Periodic Reporting for period 2 - SAHR (Skill Acquisition in Humans and Robots)
Reporting period: 2019-04-01 to 2020-09-30
Humans have a remarkable capacity for fine manipulation and unique ability to acquire such skills through practice as well as through observation of more skilled practioneers. The best example is craftsmanship. Crafts demand high dexterity and proficiency at a craft is attained only after years of practice. The SAHR project aims at offering more insight on how humans acquire these skills and to use this knowledge to support the development of new learning algorithms for robots. To this end, SAHR develops novel approaches to skill acquisition in robots that follow stages of skill acquisition in humans. To inform the design of these new learning algorithms, we follow a group of apprentices at watchmaking. Watch making is an ideally suited craft as it requires very precise control of both hands’ fingers in coordination. Analysis of human acquisition skills aims to achieve a better understanding of how humans overcome their sensory-motor noise and the sheer complexity of controlling simultaneously many degrees of freedom. We develop a framework to enable robots to acquire similarly complex manipulation skills, through a two-stage process. First, a trial and error process allows to identify the task constraints and to determine a motor program satisfying these constraints. Second, an optimization process is launched to refine and optimize the skill to reach an economy of effort. Production of the skill becomes automated. To automate the skill, we use Dynamical Systems (DS), closed-form control laws that offer inherent robustness to perturbation, hence ideally suited to generate the required run-time high-speed adaptation.
In parrallel, SAHR pursued fundamental advances in machine learning with application to robot control. The notion of bifurcation in dynamical systems was exploited to embed simultaneously periodic and discrete dynamics of motion in a single control law. This technique was applied to replicate swift switching from polishing to pick and place as displayed in watchmaking with a robot arm manipulator. Additionally, novel approaches to identify automatically control laws through the use of spectral clustering and manifold learning were developed.
Finally, the project made important efforts to ensure reproducibility of results. To this end, a benchmark of bimanual coordination in robot control was devised and published. The benchmark will serve to document progresses in the project but also more generally in robotics. Additionally, the longitudinal study's data have been made available on the project’s website alongside code for the analysis and modeling of the data.

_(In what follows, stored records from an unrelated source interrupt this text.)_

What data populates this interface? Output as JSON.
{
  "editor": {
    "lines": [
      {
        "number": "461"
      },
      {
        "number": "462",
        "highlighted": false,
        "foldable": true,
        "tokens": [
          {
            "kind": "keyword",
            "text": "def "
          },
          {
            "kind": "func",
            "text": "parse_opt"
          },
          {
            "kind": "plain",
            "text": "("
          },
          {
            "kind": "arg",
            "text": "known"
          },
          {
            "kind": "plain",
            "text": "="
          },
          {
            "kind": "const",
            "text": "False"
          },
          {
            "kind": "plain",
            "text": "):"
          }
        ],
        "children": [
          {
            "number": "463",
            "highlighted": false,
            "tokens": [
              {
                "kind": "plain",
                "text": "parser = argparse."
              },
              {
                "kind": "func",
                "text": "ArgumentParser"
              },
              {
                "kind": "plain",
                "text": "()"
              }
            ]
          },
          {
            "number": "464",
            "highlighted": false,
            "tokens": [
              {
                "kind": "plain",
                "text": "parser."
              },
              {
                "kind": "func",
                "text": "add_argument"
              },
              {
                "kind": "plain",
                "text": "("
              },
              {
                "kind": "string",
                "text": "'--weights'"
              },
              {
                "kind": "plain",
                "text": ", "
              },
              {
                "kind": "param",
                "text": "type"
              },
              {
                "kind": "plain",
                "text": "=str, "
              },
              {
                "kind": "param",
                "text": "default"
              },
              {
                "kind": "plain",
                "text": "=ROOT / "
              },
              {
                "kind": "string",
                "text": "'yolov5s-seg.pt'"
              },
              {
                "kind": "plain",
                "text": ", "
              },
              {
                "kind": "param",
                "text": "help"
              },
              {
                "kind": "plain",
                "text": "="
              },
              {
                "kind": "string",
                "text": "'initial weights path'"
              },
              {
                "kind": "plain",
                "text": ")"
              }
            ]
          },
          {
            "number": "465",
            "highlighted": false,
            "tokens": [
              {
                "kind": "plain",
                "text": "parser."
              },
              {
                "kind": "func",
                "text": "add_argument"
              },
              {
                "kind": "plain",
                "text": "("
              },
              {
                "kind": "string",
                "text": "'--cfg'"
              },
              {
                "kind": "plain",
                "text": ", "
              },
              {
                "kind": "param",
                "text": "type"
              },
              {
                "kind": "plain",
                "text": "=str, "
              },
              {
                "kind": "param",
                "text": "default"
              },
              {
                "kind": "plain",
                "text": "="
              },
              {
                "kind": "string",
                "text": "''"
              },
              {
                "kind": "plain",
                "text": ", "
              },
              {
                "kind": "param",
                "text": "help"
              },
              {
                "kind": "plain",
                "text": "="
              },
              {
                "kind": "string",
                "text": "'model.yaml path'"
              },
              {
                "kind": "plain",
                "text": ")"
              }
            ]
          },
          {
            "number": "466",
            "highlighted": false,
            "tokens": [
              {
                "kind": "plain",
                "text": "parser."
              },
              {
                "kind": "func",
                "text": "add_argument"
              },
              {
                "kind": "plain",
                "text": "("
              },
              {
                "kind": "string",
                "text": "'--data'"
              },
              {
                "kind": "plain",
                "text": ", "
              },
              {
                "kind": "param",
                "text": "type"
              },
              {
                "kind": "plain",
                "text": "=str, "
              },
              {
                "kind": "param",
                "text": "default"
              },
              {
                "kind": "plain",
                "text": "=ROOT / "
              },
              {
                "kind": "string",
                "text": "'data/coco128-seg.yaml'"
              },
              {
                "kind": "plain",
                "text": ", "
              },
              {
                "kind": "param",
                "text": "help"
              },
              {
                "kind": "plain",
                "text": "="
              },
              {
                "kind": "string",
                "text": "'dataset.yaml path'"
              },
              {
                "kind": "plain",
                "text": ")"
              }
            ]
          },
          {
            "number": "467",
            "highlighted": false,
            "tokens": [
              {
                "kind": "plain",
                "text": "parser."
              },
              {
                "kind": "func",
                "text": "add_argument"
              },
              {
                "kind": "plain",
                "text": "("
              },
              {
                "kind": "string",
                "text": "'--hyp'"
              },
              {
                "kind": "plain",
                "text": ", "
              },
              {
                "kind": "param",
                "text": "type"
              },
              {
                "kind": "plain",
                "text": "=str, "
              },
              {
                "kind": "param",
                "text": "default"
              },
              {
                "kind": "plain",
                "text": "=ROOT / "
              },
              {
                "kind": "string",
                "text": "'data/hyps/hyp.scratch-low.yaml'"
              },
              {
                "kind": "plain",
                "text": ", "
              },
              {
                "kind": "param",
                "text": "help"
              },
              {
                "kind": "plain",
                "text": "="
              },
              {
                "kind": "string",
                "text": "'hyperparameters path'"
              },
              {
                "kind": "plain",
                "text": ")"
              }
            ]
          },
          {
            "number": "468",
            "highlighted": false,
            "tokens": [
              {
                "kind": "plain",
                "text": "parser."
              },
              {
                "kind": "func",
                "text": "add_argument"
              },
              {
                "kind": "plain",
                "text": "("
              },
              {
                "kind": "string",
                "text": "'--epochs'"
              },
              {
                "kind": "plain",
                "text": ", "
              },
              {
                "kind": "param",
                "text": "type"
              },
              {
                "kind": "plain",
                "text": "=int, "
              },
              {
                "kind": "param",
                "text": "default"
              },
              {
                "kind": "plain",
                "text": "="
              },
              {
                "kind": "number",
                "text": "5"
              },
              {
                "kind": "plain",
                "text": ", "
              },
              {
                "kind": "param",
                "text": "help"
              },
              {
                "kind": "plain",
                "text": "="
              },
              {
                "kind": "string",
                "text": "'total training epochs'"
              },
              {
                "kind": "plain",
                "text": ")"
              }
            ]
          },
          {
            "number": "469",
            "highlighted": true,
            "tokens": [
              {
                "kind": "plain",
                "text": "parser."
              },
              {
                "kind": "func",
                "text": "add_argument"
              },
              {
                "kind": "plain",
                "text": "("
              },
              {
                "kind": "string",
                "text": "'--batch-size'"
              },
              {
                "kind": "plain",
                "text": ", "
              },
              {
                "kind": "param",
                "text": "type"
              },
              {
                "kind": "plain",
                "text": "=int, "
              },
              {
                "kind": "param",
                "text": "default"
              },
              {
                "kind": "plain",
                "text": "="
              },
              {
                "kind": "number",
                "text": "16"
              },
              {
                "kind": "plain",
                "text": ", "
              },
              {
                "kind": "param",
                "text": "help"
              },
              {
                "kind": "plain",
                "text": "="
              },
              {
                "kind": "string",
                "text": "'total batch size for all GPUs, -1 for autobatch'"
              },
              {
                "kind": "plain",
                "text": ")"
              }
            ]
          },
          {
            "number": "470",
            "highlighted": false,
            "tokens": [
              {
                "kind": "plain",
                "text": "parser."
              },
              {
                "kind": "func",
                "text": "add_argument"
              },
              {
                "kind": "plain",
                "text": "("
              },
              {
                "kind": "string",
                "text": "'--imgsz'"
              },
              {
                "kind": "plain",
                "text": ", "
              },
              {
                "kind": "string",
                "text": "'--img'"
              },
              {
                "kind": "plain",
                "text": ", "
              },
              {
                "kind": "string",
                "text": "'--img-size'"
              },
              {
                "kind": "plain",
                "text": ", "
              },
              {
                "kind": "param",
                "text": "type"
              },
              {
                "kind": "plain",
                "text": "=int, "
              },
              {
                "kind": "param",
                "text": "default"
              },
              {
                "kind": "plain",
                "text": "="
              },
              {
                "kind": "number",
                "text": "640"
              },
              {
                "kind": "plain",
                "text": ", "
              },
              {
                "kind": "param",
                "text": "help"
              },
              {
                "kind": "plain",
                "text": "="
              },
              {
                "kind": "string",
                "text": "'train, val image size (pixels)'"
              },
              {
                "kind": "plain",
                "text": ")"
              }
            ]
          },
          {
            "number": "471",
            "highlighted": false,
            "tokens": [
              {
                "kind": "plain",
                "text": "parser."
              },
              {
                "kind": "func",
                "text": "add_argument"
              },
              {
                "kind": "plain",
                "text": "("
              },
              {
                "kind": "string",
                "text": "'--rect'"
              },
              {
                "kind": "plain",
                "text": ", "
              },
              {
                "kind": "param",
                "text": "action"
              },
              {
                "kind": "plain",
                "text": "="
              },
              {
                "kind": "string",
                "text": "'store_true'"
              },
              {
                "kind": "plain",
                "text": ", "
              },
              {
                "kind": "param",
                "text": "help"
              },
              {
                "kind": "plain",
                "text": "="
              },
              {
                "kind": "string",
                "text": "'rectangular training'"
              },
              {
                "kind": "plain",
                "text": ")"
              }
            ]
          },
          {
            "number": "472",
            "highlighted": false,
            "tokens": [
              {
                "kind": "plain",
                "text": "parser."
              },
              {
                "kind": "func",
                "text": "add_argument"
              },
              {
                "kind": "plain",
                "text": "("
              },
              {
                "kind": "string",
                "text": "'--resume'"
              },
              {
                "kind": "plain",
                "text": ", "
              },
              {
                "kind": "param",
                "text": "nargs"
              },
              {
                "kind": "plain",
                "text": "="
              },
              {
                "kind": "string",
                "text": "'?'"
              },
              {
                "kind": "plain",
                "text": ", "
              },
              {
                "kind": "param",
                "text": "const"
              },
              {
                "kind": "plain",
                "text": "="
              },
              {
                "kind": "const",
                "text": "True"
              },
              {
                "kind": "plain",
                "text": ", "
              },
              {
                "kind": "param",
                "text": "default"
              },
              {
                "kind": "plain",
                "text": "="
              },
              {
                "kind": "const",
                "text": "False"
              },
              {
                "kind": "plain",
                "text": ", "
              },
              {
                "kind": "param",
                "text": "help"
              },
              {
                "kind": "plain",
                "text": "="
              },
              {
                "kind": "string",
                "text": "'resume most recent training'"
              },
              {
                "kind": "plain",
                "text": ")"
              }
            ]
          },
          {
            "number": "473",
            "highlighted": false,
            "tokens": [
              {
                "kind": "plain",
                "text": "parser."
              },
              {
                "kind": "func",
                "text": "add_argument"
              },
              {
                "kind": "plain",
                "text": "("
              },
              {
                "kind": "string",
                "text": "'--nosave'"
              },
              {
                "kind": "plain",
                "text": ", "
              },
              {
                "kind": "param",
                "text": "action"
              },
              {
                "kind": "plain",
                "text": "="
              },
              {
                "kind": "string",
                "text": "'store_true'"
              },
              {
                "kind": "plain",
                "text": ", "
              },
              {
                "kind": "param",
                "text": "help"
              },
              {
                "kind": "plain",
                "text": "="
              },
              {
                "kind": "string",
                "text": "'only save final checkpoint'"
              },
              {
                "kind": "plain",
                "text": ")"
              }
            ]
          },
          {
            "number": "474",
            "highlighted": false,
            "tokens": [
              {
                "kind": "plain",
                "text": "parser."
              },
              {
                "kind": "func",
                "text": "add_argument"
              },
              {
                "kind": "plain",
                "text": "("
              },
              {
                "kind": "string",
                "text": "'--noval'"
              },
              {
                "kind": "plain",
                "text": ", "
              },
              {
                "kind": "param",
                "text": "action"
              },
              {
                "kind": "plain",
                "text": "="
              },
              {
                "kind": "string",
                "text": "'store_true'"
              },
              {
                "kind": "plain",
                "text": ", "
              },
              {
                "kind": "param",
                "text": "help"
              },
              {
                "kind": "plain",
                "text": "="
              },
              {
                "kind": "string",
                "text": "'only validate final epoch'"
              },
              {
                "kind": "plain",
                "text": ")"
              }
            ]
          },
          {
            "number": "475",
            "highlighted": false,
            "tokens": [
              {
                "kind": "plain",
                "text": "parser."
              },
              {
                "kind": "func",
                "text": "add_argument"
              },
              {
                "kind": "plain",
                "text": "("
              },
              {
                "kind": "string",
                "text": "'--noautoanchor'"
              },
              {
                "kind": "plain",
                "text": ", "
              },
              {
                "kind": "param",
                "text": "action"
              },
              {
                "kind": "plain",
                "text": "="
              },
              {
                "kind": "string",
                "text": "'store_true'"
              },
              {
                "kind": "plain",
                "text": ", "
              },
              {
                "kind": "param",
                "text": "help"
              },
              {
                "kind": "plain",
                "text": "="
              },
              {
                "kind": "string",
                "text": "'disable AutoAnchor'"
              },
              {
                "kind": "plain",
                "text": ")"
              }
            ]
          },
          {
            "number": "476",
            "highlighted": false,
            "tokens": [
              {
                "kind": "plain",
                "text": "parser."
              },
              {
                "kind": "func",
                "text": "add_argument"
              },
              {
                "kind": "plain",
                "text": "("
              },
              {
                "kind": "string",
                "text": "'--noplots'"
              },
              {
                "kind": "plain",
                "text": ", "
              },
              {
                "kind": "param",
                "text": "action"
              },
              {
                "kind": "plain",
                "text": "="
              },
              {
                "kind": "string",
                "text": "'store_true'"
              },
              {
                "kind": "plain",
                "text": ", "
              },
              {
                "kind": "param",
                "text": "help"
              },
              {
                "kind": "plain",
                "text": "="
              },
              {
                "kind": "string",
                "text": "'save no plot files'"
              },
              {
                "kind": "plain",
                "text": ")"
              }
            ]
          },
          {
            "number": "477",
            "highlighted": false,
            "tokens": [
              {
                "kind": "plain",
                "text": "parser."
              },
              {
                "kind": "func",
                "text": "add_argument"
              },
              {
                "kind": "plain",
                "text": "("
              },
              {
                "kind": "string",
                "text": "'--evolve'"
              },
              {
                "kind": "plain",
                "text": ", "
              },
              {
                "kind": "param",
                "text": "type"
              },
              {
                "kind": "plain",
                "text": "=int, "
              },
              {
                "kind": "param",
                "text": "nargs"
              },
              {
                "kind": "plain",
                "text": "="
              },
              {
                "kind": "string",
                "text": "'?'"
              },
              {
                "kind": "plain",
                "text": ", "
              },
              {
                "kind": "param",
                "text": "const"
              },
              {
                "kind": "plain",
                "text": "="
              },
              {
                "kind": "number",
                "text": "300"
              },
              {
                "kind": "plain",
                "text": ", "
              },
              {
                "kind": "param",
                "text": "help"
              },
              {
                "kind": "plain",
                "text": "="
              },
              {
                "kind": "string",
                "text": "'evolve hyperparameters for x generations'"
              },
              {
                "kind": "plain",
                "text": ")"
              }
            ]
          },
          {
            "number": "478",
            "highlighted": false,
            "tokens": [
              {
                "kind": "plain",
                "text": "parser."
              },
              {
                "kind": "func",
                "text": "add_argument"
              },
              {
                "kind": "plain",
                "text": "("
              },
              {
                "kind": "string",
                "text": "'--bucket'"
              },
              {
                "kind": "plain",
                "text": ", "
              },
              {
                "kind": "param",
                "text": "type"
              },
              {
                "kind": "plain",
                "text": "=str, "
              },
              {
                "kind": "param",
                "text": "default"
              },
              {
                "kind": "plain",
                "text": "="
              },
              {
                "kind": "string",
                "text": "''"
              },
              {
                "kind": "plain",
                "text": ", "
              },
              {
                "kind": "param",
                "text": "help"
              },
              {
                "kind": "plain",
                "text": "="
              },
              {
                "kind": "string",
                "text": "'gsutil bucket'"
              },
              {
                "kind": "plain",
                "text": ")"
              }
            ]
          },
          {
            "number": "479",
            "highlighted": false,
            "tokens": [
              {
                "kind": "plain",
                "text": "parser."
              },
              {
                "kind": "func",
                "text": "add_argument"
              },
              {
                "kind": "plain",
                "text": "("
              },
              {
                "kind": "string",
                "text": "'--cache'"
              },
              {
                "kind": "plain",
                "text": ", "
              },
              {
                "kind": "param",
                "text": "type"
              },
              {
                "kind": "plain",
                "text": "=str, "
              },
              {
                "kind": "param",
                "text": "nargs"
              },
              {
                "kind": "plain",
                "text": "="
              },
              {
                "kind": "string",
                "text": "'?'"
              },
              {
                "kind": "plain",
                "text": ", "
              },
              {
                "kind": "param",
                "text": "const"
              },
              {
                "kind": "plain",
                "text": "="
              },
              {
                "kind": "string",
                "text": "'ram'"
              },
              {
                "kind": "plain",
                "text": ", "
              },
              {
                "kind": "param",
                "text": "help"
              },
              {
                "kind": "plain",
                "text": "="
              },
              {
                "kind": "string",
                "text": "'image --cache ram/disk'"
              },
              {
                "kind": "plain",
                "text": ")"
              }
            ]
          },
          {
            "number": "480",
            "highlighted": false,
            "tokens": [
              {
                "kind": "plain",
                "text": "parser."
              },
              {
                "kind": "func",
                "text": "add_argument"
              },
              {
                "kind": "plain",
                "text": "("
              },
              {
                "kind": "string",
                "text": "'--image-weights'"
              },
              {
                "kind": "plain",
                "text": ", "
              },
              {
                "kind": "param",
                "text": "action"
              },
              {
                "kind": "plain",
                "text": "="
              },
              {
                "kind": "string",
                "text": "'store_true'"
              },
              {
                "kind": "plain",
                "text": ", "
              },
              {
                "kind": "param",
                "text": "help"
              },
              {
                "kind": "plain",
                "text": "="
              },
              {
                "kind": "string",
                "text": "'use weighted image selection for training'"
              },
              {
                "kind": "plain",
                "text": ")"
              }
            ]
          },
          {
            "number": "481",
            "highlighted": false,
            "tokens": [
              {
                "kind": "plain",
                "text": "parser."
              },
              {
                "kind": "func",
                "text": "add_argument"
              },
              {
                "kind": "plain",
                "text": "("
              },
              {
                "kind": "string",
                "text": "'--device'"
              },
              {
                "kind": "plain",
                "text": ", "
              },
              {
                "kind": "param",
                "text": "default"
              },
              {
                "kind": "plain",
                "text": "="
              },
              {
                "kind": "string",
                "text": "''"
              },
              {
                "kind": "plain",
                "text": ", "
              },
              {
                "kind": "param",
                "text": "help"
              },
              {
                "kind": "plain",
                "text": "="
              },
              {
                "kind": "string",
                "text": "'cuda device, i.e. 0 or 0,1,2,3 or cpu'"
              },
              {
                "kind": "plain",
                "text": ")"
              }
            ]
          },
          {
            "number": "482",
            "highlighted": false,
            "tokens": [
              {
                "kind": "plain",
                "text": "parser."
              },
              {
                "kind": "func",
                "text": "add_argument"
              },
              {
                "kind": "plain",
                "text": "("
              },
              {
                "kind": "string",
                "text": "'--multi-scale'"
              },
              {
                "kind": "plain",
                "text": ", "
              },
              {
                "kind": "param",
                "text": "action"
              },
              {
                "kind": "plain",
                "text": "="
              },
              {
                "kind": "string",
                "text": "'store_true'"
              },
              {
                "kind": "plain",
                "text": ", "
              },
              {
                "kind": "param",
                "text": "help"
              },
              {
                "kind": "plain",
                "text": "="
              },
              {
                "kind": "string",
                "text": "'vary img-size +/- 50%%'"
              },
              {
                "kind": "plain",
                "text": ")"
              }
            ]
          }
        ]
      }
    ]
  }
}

Analysis of the data have led us to propose a novel taxonomy of hand postures that differ from hand postures documented in existing taxonomies. We also offer, for the first time, a taxonomy of bimanual coordinated hand postures that reveals interesting information on the role than handedness plays in finger coordination. While handedness is well documented for arm movements, its role in fine manipulation has received much less attention.
Watchmaking is a craft known for its complexity. Through its longitudinal study of watchmaking apprenticeship, the SAHR project generates a unique and the first of its kind detailed recordings of this craft. These data will provide a historical account of the craft, should this craft come to disappear one day.
The SAHR project contributes to theoretical and experimental advances in machine learning and robotics. It pushes forward the use of dynamical systems as a mode to control robots. While learning dynamical systems was so far performed in a fully supervised manner, results from SAHR show that unsupervised learning techniques can also be used for the identification of the systems. This is advantageous, as the approach does not necessitate explicit labelling which is time consuming and relies on expert data.
The SAHR project bet that bifurcations, a well-known property of dynamical systems, could be used to good advantage to embed multiple control laws in a single system. This departs from traditional hybrid systems approaches. Results show that it is indeed possible to learn bi-stable systems with particular dynamics leading to fixed point attractors and other dynamics leading to limit cycles. The approach is, however, restricted to linear dynamics and efforts in the second part of the project will be dedicated to extend this to more complex non-linear dynamics.
The SAHR project’s ultimate goal is to devise a learning scheme to enable robots to automatically model a new skill through practice and to automate this skill through the use of closed-form construct via dynamical systems. Such a scheme will enable robots to acquire and adapt their manipulation skills. The SAHR project will aim to demonstrate the general applicability of this scheme by having robots transfer fine insertion and polishing skills to different materials and at different scales.